## Exercise:
Copy out each line of the data holding "VMware".

## Supplied data:
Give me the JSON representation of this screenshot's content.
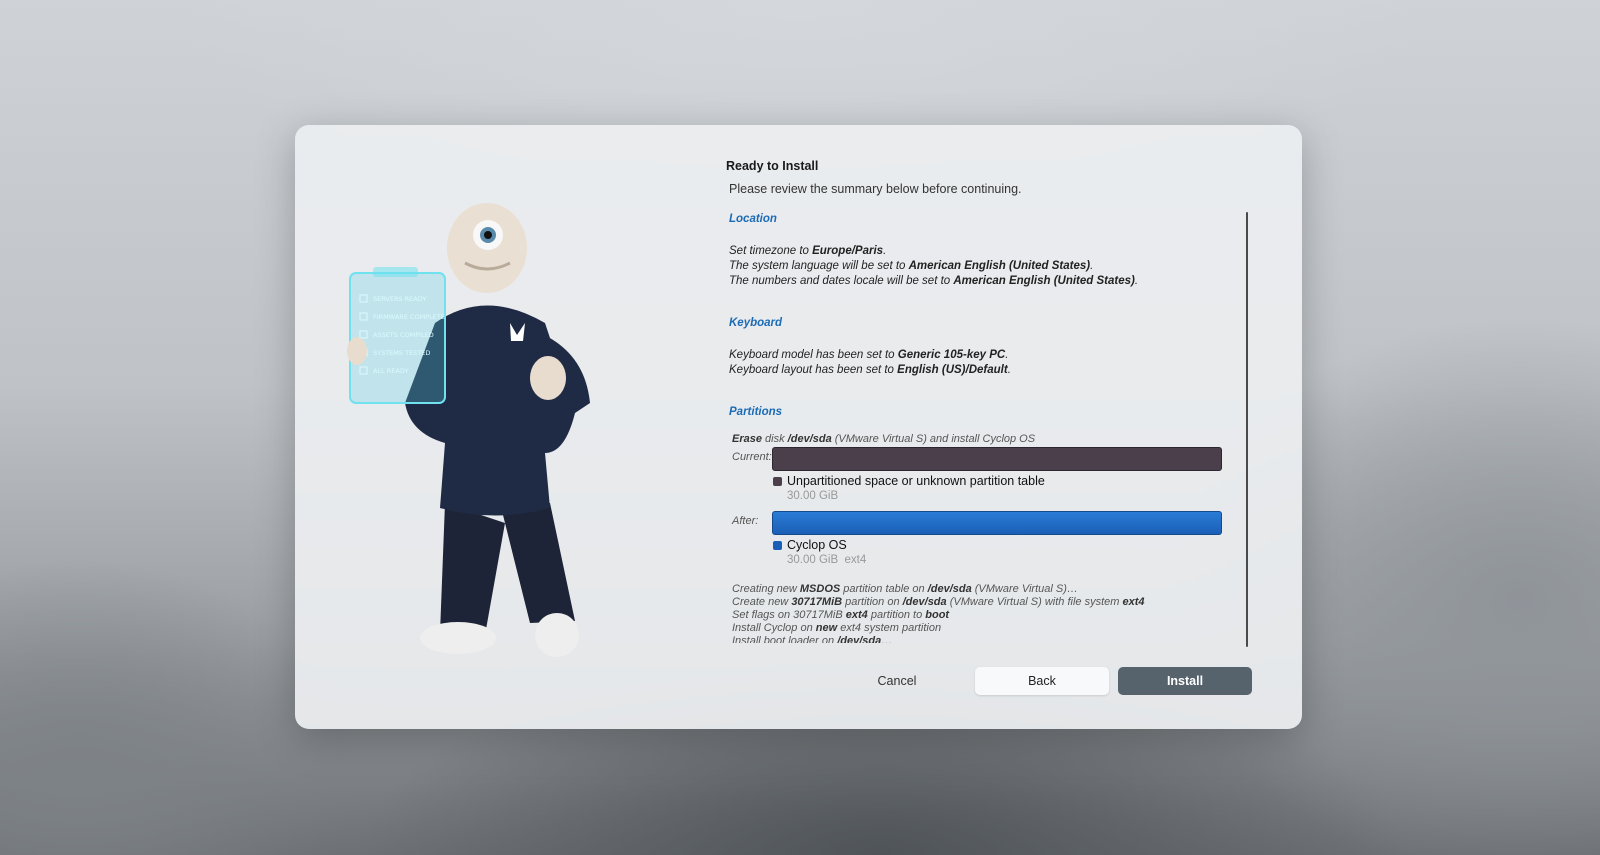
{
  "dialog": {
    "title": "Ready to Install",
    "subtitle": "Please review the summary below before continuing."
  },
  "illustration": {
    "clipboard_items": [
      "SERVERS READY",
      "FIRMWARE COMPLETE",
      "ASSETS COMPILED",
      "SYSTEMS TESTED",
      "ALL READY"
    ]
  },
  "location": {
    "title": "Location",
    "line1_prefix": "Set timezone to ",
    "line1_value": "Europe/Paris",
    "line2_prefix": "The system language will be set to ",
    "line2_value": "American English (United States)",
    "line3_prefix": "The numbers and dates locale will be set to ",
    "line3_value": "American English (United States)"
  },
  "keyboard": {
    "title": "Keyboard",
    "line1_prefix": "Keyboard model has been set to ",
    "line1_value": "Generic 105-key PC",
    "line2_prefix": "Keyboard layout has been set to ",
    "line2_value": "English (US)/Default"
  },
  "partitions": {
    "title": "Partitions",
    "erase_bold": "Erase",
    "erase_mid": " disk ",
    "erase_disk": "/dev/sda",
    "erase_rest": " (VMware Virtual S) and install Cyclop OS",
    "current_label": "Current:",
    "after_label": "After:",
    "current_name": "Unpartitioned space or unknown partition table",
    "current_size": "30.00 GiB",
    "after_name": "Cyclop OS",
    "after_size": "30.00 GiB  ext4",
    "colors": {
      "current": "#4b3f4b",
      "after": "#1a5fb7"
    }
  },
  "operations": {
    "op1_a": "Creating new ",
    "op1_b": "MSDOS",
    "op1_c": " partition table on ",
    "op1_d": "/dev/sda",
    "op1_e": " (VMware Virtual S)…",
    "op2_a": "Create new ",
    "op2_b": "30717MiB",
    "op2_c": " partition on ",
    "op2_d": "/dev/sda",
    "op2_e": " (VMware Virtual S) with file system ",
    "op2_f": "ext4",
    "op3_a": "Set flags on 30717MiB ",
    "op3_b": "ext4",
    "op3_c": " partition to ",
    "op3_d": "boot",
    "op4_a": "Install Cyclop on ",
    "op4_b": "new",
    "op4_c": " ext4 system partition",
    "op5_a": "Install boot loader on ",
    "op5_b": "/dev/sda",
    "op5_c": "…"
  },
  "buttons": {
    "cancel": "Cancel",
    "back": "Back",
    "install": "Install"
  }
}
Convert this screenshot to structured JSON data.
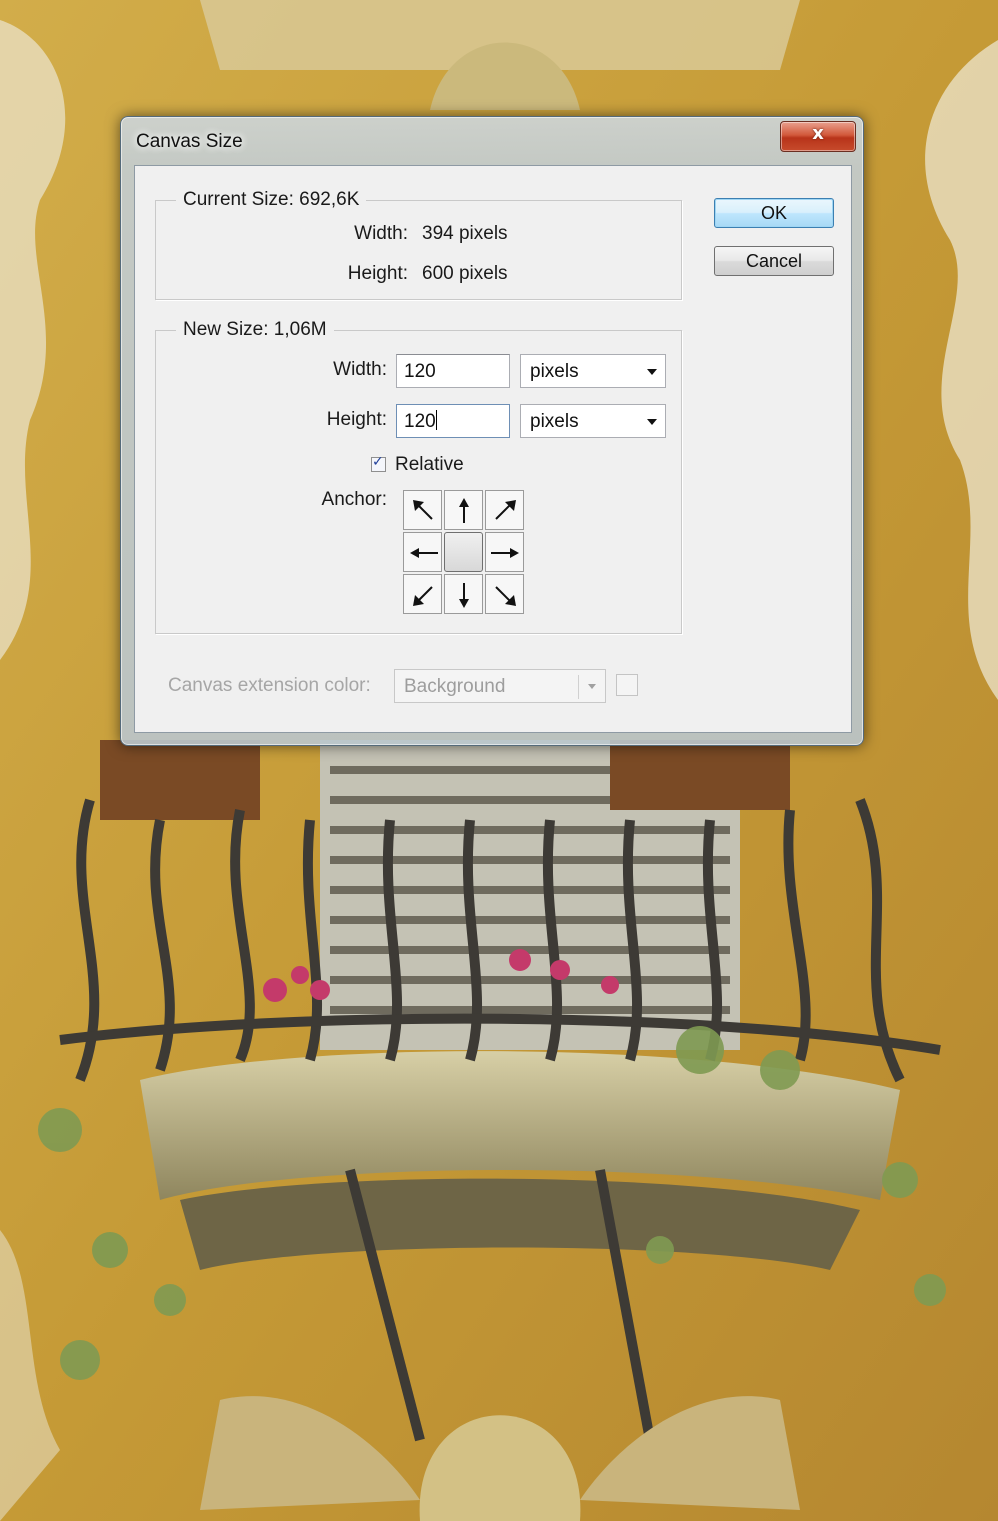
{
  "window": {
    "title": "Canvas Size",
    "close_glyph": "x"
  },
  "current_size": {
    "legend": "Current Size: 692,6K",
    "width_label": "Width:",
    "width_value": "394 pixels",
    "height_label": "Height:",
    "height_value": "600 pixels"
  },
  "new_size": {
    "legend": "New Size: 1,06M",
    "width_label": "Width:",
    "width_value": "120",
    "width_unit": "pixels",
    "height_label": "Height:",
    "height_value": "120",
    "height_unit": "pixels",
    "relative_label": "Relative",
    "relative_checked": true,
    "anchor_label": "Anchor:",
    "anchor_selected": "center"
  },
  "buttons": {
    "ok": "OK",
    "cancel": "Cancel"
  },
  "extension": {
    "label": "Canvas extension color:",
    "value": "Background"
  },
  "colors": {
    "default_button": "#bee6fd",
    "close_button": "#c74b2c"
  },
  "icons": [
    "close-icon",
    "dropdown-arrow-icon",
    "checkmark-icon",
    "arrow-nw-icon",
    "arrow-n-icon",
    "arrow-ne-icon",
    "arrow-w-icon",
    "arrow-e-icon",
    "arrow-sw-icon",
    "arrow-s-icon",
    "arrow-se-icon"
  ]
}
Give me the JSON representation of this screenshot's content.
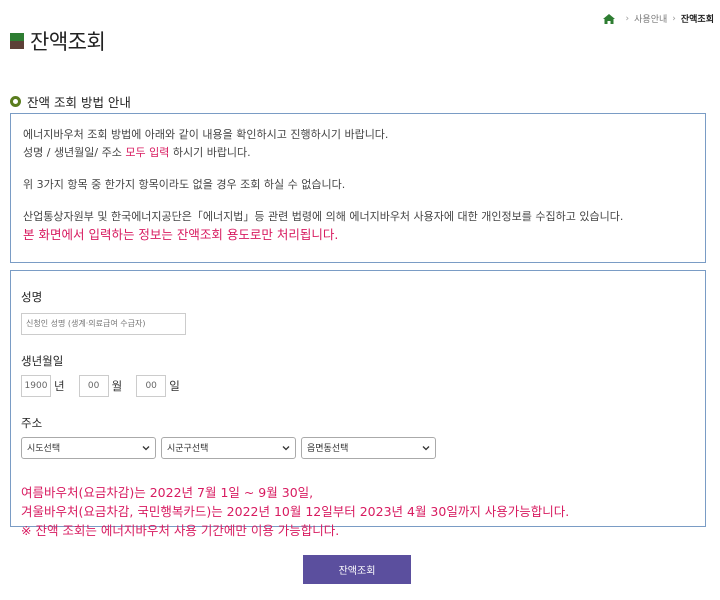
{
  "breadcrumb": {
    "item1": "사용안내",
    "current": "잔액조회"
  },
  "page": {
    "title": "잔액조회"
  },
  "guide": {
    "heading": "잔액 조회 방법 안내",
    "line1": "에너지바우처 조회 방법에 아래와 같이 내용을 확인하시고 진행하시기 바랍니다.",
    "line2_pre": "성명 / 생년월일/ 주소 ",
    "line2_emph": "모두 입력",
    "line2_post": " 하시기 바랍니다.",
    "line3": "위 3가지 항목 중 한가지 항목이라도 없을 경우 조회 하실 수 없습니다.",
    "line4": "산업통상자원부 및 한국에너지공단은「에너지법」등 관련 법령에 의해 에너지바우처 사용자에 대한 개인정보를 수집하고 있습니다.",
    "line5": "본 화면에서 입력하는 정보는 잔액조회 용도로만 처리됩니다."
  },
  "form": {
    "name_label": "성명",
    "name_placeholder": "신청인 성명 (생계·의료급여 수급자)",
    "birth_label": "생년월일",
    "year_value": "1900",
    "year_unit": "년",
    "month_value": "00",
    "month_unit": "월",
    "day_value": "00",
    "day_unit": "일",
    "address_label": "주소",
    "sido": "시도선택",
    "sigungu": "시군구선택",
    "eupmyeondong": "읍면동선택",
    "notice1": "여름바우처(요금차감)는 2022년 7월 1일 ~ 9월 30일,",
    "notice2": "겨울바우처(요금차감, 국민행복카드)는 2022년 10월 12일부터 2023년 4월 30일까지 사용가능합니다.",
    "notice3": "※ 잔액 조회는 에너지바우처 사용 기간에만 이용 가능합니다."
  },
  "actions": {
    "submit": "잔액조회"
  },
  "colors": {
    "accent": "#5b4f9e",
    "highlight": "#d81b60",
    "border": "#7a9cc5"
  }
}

## Result below:
    "erase_rest": " (VMware Virtual S) and install Cyclop OS",
    "op1_e": " (VMware Virtual S)…",
    "op2_e": " (VMware Virtual S) with file system ",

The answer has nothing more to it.